**What the task asks:** Count the lines below that carry the word "name". Answer with that number alone.

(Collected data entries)
-------------------------

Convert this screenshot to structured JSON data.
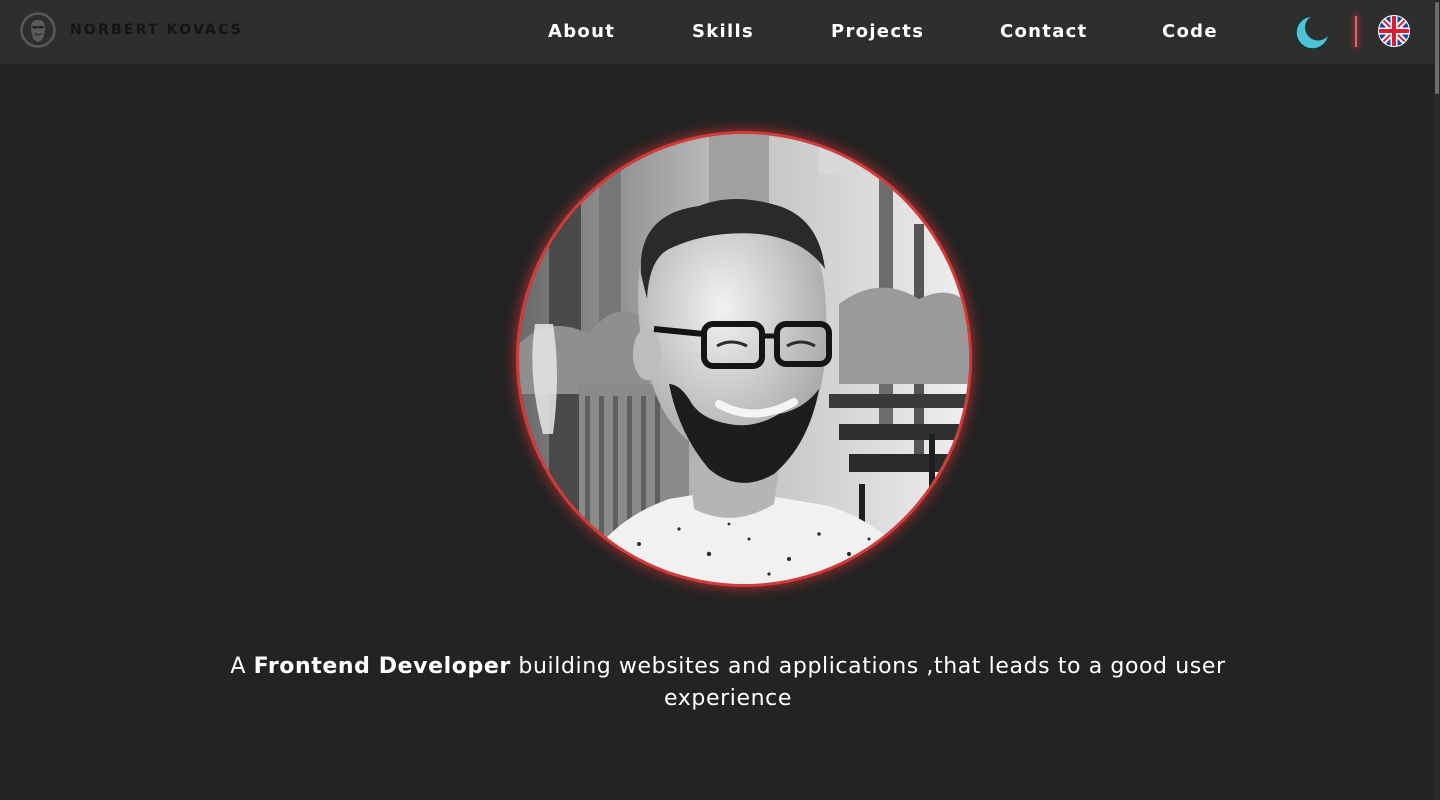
{
  "brand": {
    "name": "NORBERT KOVACS",
    "logo_icon": "bearded-face-icon"
  },
  "nav": {
    "links": [
      {
        "label": "About"
      },
      {
        "label": "Skills"
      },
      {
        "label": "Projects"
      },
      {
        "label": "Contact"
      },
      {
        "label": "Code"
      }
    ],
    "theme_icon": "moon-icon",
    "language_icon": "uk-flag-icon"
  },
  "hero": {
    "photo_icon": "profile-photo",
    "tagline_prefix": "A ",
    "tagline_highlight": "Frontend Developer",
    "tagline_suffix": " building websites and applications ,that leads to a good user experience"
  },
  "colors": {
    "background": "#232323",
    "navbar": "#2e2e2e",
    "accent_red": "#d33a3a",
    "moon": "#4ec3d3",
    "text": "#ffffff"
  }
}
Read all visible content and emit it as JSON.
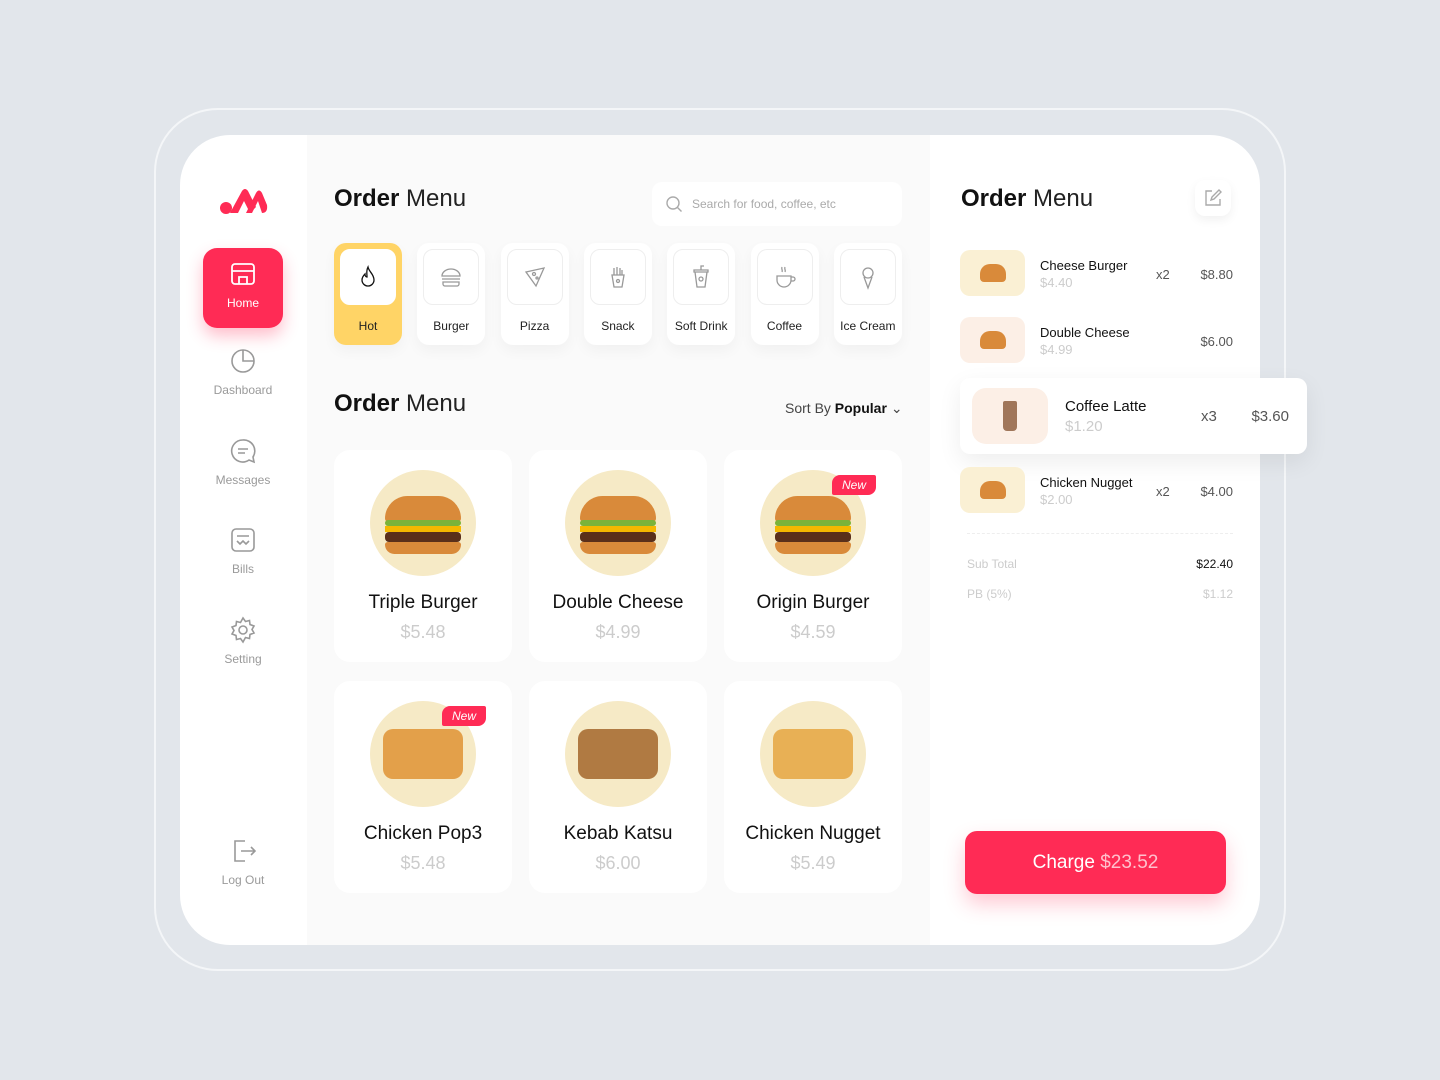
{
  "colors": {
    "accent": "#ff2b55",
    "active_category": "#ffd466"
  },
  "sidebar": {
    "items": [
      {
        "label": "Home",
        "icon": "store-icon"
      },
      {
        "label": "Dashboard",
        "icon": "pie-chart-icon"
      },
      {
        "label": "Messages",
        "icon": "chat-icon"
      },
      {
        "label": "Bills",
        "icon": "receipt-icon"
      },
      {
        "label": "Setting",
        "icon": "gear-icon"
      }
    ],
    "logout": "Log Out"
  },
  "main": {
    "title_bold": "Order",
    "title_rest": "Menu",
    "search_placeholder": "Search for food, coffee, etc",
    "categories": [
      {
        "label": "Hot",
        "icon": "flame-icon"
      },
      {
        "label": "Burger",
        "icon": "burger-icon"
      },
      {
        "label": "Pizza",
        "icon": "pizza-icon"
      },
      {
        "label": "Snack",
        "icon": "fries-icon"
      },
      {
        "label": "Soft Drink",
        "icon": "drink-icon"
      },
      {
        "label": "Coffee",
        "icon": "coffee-icon"
      },
      {
        "label": "Ice Cream",
        "icon": "ice-cream-icon"
      }
    ],
    "section_bold": "Order",
    "section_rest": "Menu",
    "sort_label": "Sort By",
    "sort_value": "Popular",
    "foods": [
      {
        "name": "Triple Burger",
        "price": "$5.48"
      },
      {
        "name": "Double Cheese",
        "price": "$4.99"
      },
      {
        "name": "Origin Burger",
        "price": "$4.59",
        "badge": "New"
      },
      {
        "name": "Chicken Pop3",
        "price": "$5.48",
        "badge": "New"
      },
      {
        "name": "Kebab Katsu",
        "price": "$6.00"
      },
      {
        "name": "Chicken Nugget",
        "price": "$5.49"
      }
    ]
  },
  "order": {
    "title_bold": "Order",
    "title_rest": "Menu",
    "items": [
      {
        "name": "Cheese Burger",
        "price": "$4.40",
        "qty": "x2",
        "total": "$8.80"
      },
      {
        "name": "Double Cheese",
        "price": "$4.99",
        "qty": "",
        "total": "$6.00"
      },
      {
        "name": "Coffee Latte",
        "price": "$1.20",
        "qty": "x3",
        "total": "$3.60"
      },
      {
        "name": "Chicken Nugget",
        "price": "$2.00",
        "qty": "x2",
        "total": "$4.00"
      }
    ],
    "subtotal_label": "Sub Total",
    "subtotal": "$22.40",
    "tax_label": "PB (5%)",
    "tax": "$1.12",
    "charge_label": "Charge",
    "charge_amount": "$23.52"
  }
}
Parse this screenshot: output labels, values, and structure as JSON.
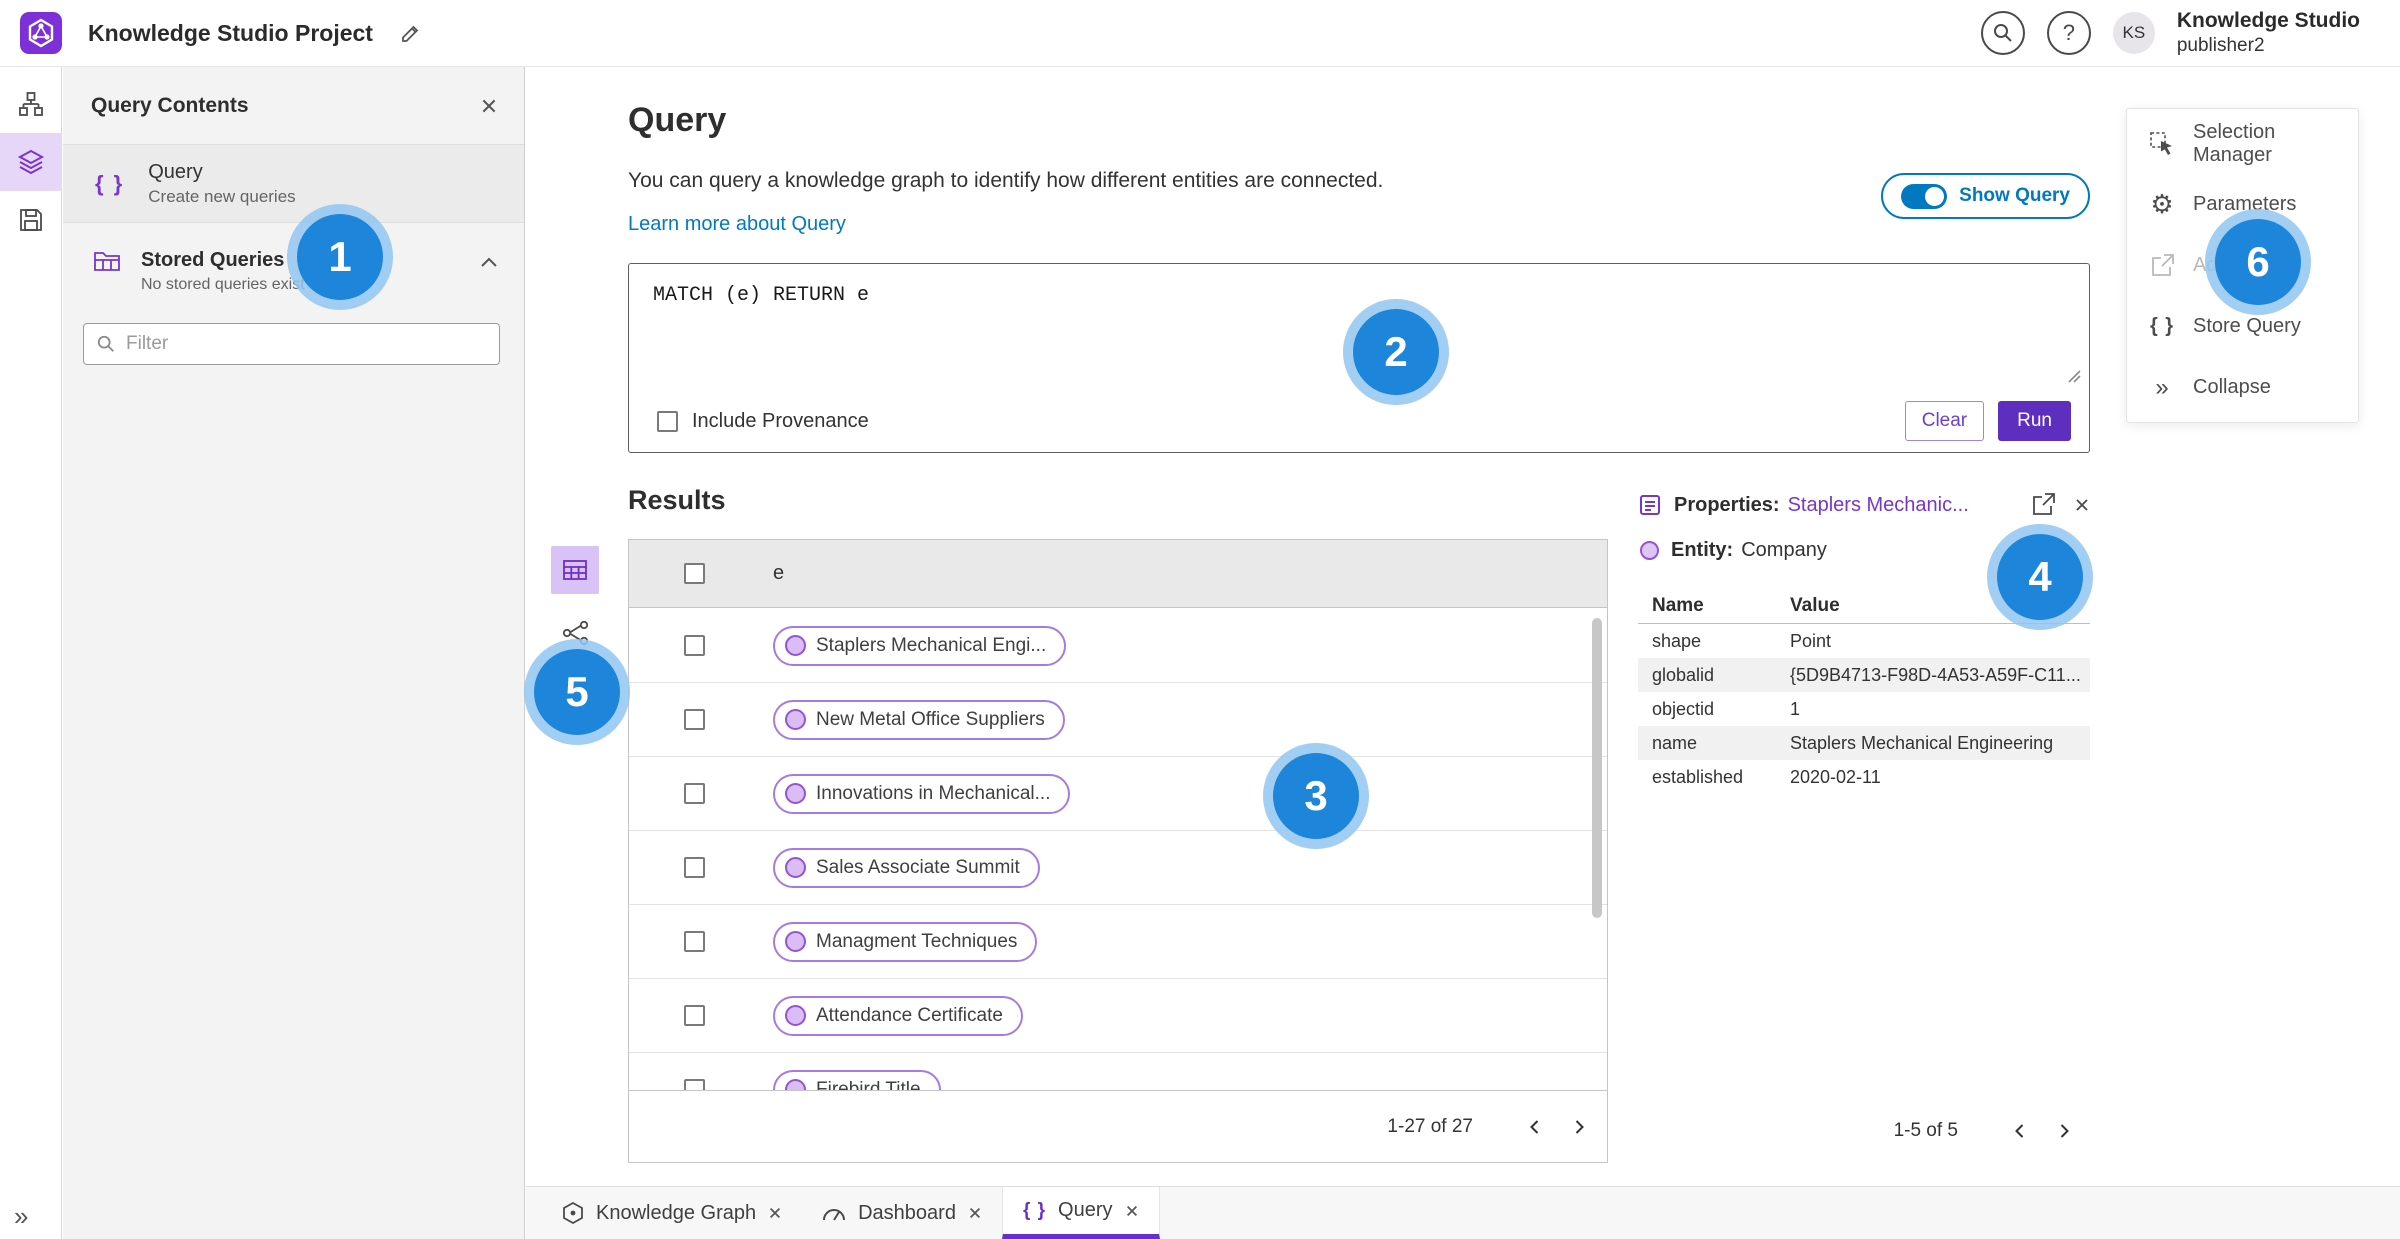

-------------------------

**Response for this exercise:** 11